But Herrera also said he’s worried about drivers commuting hundreds of miles from as far as the Central Valley and Southern California just to make extra money driving for Uber or Lyft, citing a San Francisco Chronicle investigation that said drivers sometimes work 12 to 16 hours in the city on top of their long commutes.
“These fatigued drivers are not only a threat to themselves, but to San Francisco pedestrians, bicyclists and drivers,” Herrera said. “Policies that encourage or turn a blind eye to drowsy driving by drivers with little or no familiarity with San Francisco’s roads or weather conditions make our city less safe. They are a public nuisance.”
In an email, city attorney spokesman John Coté said the city would do all it can to make sure Uber and Lyft turn over their records.
“We’ll take all appropriate legal steps to ensure compliance with the subpoenas,” he said.
Herrera has also requested records from the California Public Utilities Commission, which regulates “transportation network carriers” like Uber and Lyft, on these companies’ effects on traffic, parking, pollution and pedestrian safety, whether they provide service to disabled and low-income people, the average distance drivers travel before starting a shift, and drivers’ use of driveways, transit-only lanes, bike lanes or shoulders for picking up and unloading passengers.
His request seeks all annual reports submitted by Uber and Lyft to the commission since 2013.
In an email, Lyft spokeswoman Chelsea Harrison said the company just received and is reviewing the subpoena.

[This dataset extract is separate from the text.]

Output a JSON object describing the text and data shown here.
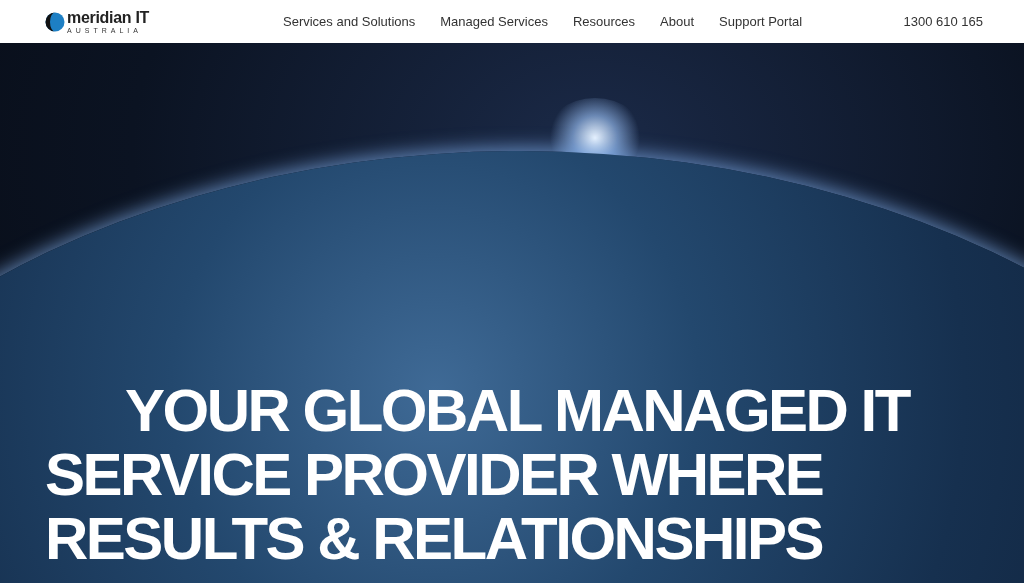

“We are currently reviewing the subpoena, but Lyft has always been focused on improving transportation access for people across all cities in which we operate. In San Francisco, nearly 30 percent of rides take place in underserved neighborhoods and 20 percent of Lyft rides begin or end at a public transit station,” Harrison said. “We also have a track record of working collaboratively with policymakers who regulate us, including the CPUC here in California, to ensure that our service complements existing transportation options.”